**Aim of the exercise:**
Type out every line below exactly as it reads.

Supplied records Block Start

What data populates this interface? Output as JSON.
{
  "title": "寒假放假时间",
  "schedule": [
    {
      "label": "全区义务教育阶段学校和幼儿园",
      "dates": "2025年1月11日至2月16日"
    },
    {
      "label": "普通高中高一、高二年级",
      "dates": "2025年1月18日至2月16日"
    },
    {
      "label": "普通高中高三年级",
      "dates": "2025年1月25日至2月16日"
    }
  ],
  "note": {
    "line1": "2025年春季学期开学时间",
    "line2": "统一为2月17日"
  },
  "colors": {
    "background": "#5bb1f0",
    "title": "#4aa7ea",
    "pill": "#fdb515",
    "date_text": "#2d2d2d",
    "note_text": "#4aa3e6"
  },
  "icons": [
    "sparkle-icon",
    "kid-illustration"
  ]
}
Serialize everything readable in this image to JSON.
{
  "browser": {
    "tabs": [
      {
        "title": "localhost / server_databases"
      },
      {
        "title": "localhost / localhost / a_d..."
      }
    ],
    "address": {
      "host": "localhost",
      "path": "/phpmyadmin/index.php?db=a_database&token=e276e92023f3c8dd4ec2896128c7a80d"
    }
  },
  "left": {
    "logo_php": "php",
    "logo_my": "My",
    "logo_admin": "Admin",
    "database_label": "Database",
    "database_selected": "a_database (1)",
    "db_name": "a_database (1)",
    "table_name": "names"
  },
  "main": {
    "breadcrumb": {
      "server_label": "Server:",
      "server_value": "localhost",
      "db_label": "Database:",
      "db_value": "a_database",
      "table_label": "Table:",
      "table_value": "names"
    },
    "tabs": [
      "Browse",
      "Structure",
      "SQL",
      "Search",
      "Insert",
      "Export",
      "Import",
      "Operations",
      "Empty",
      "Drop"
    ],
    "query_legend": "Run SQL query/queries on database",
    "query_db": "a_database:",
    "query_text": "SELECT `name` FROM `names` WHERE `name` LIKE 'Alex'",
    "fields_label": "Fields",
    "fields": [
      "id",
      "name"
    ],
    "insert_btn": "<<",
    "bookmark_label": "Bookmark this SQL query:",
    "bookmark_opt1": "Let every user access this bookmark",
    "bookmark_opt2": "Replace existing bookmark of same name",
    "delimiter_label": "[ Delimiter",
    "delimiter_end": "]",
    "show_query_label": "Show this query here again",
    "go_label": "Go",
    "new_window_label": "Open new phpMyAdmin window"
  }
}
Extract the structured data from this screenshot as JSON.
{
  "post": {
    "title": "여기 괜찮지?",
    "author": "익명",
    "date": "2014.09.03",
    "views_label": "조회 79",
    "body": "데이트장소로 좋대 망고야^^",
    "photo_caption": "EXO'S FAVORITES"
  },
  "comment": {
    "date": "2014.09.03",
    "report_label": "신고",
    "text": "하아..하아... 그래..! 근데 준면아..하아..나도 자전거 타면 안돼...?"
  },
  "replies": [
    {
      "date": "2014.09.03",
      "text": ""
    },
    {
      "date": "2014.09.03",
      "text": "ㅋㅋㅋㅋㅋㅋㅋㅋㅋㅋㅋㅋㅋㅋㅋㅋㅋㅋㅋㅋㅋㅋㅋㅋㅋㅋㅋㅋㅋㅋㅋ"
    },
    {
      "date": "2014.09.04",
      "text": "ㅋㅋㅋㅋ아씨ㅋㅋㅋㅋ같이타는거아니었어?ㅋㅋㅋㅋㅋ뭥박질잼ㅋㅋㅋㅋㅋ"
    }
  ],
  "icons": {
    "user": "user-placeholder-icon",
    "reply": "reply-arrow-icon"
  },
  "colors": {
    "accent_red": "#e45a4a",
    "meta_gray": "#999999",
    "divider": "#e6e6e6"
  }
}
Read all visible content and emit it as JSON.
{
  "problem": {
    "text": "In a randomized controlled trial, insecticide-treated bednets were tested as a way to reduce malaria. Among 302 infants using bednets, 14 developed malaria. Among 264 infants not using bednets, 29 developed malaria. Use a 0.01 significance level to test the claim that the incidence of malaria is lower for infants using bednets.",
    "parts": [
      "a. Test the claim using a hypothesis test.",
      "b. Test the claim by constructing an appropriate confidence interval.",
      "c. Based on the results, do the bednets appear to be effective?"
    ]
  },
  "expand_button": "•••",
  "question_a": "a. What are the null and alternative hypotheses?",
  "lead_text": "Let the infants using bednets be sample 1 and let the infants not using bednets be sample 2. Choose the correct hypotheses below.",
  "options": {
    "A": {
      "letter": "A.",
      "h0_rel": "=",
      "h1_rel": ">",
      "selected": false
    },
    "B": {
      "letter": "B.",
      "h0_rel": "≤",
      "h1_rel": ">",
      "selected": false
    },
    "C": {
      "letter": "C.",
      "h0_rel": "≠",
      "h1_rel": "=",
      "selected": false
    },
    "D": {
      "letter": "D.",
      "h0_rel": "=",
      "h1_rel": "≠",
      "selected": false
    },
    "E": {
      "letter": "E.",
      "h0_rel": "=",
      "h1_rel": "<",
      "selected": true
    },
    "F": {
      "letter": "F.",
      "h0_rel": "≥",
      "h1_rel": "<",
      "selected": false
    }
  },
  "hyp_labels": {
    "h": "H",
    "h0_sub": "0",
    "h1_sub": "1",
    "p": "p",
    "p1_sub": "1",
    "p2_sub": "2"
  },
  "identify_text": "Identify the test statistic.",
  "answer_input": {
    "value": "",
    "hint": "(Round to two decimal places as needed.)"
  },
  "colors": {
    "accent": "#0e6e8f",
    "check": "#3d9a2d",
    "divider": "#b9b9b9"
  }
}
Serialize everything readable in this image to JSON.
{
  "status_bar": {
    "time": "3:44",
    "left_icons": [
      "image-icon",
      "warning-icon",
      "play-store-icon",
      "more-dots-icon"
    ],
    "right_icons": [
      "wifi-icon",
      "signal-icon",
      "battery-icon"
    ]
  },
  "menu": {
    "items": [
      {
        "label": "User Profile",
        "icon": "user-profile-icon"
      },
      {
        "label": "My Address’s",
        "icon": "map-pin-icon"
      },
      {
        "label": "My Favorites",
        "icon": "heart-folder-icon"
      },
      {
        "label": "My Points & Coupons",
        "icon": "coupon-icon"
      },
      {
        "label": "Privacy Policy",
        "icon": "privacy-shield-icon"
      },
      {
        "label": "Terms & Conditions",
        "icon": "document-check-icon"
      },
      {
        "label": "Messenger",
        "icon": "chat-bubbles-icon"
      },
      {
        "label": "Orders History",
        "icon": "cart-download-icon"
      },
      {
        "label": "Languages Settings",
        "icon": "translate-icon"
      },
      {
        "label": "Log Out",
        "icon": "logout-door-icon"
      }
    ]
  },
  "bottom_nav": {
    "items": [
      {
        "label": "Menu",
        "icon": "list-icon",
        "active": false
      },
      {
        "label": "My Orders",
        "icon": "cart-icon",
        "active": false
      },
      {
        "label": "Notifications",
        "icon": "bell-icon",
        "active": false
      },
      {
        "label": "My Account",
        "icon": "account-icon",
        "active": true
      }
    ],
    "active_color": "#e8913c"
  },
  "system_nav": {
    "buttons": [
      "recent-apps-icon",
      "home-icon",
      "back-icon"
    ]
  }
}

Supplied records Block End

**Output below:**
What data populates this interface? Output as JSON.
{
  "title": "寒假放假时间",
  "schedule": [
    {
      "label": "全区义务教育阶段学校和幼儿园",
      "dates": "2025年1月11日至2月16日"
    },
    {
      "label": "普通高中高一、高二年级",
      "dates": "2025年1月18日至2月16日"
    },
    {
      "label": "普通高中高三年级",
      "dates": "2025年1月25日至2月16日"
    }
  ],
  "note": {
    "line1": "2025年春季学期开学时间",
    "line2": "统一为2月17日"
  },
  "colors": {
    "background": "#5bb1f0",
    "title": "#4aa7ea",
    "pill": "#fdb515",
    "date_text": "#2d2d2d",
    "note_text": "#4aa3e6"
  },
  "icons": [
    "sparkle-icon",
    "kid-illustration"
  ]
}
Serialize everything readable in this image to JSON.
{
  "browser": {
    "tabs": [
      {
        "title": "localhost / server_databases"
      },
      {
        "title": "localhost / localhost / a_d..."
      }
    ],
    "address": {
      "host": "localhost",
      "path": "/phpmyadmin/index.php?db=a_database&token=e276e92023f3c8dd4ec2896128c7a80d"
    }
  },
  "left": {
    "logo_php": "php",
    "logo_my": "My",
    "logo_admin": "Admin",
    "database_label": "Database",
    "database_selected": "a_database (1)",
    "db_name": "a_database (1)",
    "table_name": "names"
  },
  "main": {
    "breadcrumb": {
      "server_label": "Server:",
      "server_value": "localhost",
      "db_label": "Database:",
      "db_value": "a_database",
      "table_label": "Table:",
      "table_value": "names"
    },
    "tabs": [
      "Browse",
      "Structure",
      "SQL",
      "Search",
      "Insert",
      "Export",
      "Import",
      "Operations",
      "Empty",
      "Drop"
    ],
    "query_legend": "Run SQL query/queries on database",
    "query_db": "a_database:",
    "query_text": "SELECT `name` FROM `names` WHERE `name` LIKE 'Alex'",
    "fields_label": "Fields",
    "fields": [
      "id",
      "name"
    ],
    "insert_btn": "<<",
    "bookmark_label": "Bookmark this SQL query:",
    "bookmark_opt1": "Let every user access this bookmark",
    "bookmark_opt2": "Replace existing bookmark of same name",
    "delimiter_label": "[ Delimiter",
    "delimiter_end": "]",
    "show_query_label": "Show this query here again",
    "go_label": "Go",
    "new_window_label": "Open new phpMyAdmin window"
  }
}
Extract the structured data from this screenshot as JSON.
{
  "post": {
    "title": "여기 괜찮지?",
    "author": "익명",
    "date": "2014.09.03",
    "views_label": "조회 79",
    "body": "데이트장소로 좋대 망고야^^",
    "photo_caption": "EXO'S FAVORITES"
  },
  "comment": {
    "date": "2014.09.03",
    "report_label": "신고",
    "text": "하아..하아... 그래..! 근데 준면아..하아..나도 자전거 타면 안돼...?"
  },
  "replies": [
    {
      "date": "2014.09.03",
      "text": ""
    },
    {
      "date": "2014.09.03",
      "text": "ㅋㅋㅋㅋㅋㅋㅋㅋㅋㅋㅋㅋㅋㅋㅋㅋㅋㅋㅋㅋㅋㅋㅋㅋㅋㅋㅋㅋㅋㅋㅋ"
    },
    {
      "date": "2014.09.04",
      "text": "ㅋㅋㅋㅋ아씨ㅋㅋㅋㅋ같이타는거아니었어?ㅋㅋㅋㅋㅋ뭥박질잼ㅋㅋㅋㅋㅋ"
    }
  ],
  "icons": {
    "user": "user-placeholder-icon",
    "reply": "reply-arrow-icon"
  },
  "colors": {
    "accent_red": "#e45a4a",
    "meta_gray": "#999999",
    "divider": "#e6e6e6"
  }
}
Read all visible content and emit it as JSON.
{
  "problem": {
    "text": "In a randomized controlled trial, insecticide-treated bednets were tested as a way to reduce malaria. Among 302 infants using bednets, 14 developed malaria. Among 264 infants not using bednets, 29 developed malaria. Use a 0.01 significance level to test the claim that the incidence of malaria is lower for infants using bednets.",
    "parts": [
      "a. Test the claim using a hypothesis test.",
      "b. Test the claim by constructing an appropriate confidence interval.",
      "c. Based on the results, do the bednets appear to be effective?"
    ]
  },
  "expand_button": "•••",
  "question_a": "a. What are the null and alternative hypotheses?",
  "lead_text": "Let the infants using bednets be sample 1 and let the infants not using bednets be sample 2. Choose the correct hypotheses below.",
  "options": {
    "A": {
      "letter": "A.",
      "h0_rel": "=",
      "h1_rel": ">",
      "selected": false
    },
    "B": {
      "letter": "B.",
      "h0_rel": "≤",
      "h1_rel": ">",
      "selected": false
    },
    "C": {
      "letter": "C.",
      "h0_rel": "≠",
      "h1_rel": "=",
      "selected": false
    },
    "D": {
      "letter": "D.",
      "h0_rel": "=",
      "h1_rel": "≠",
      "selected": false
    },
    "E": {
      "letter": "E.",
      "h0_rel": "=",
      "h1_rel": "<",
      "selected": true
    },
    "F": {
      "letter": "F.",
      "h0_rel": "≥",
      "h1_rel": "<",
      "selected": false
    }
  },
  "hyp_labels": {
    "h": "H",
    "h0_sub": "0",
    "h1_sub": "1",
    "p": "p",
    "p1_sub": "1",
    "p2_sub": "2"
  },
  "identify_text": "Identify the test statistic.",
  "answer_input": {
    "value": "",
    "hint": "(Round to two decimal places as needed.)"
  },
  "colors": {
    "accent": "#0e6e8f",
    "check": "#3d9a2d",
    "divider": "#b9b9b9"
  }
}
Serialize everything readable in this image to JSON.
{
  "status_bar": {
    "time": "3:44",
    "left_icons": [
      "image-icon",
      "warning-icon",
      "play-store-icon",
      "more-dots-icon"
    ],
    "right_icons": [
      "wifi-icon",
      "signal-icon",
      "battery-icon"
    ]
  },
  "menu": {
    "items": [
      {
        "label": "User Profile",
        "icon": "user-profile-icon"
      },
      {
        "label": "My Address’s",
        "icon": "map-pin-icon"
      },
      {
        "label": "My Favorites",
        "icon": "heart-folder-icon"
      },
      {
        "label": "My Points & Coupons",
        "icon": "coupon-icon"
      },
      {
        "label": "Privacy Policy",
        "icon": "privacy-shield-icon"
      },
      {
        "label": "Terms & Conditions",
        "icon": "document-check-icon"
      },
      {
        "label": "Messenger",
        "icon": "chat-bubbles-icon"
      },
      {
        "label": "Orders History",
        "icon": "cart-download-icon"
      },
      {
        "label": "Languages Settings",
        "icon": "translate-icon"
      },
      {
        "label": "Log Out",
        "icon": "logout-door-icon"
      }
    ]
  },
  "bottom_nav": {
    "items": [
      {
        "label": "Menu",
        "icon": "list-icon",
        "active": false
      },
      {
        "label": "My Orders",
        "icon": "cart-icon",
        "active": false
      },
      {
        "label": "Notifications",
        "icon": "bell-icon",
        "active": false
      },
      {
        "label": "My Account",
        "icon": "account-icon",
        "active": true
      }
    ],
    "active_color": "#e8913c"
  },
  "system_nav": {
    "buttons": [
      "recent-apps-icon",
      "home-icon",
      "back-icon"
    ]
  }
}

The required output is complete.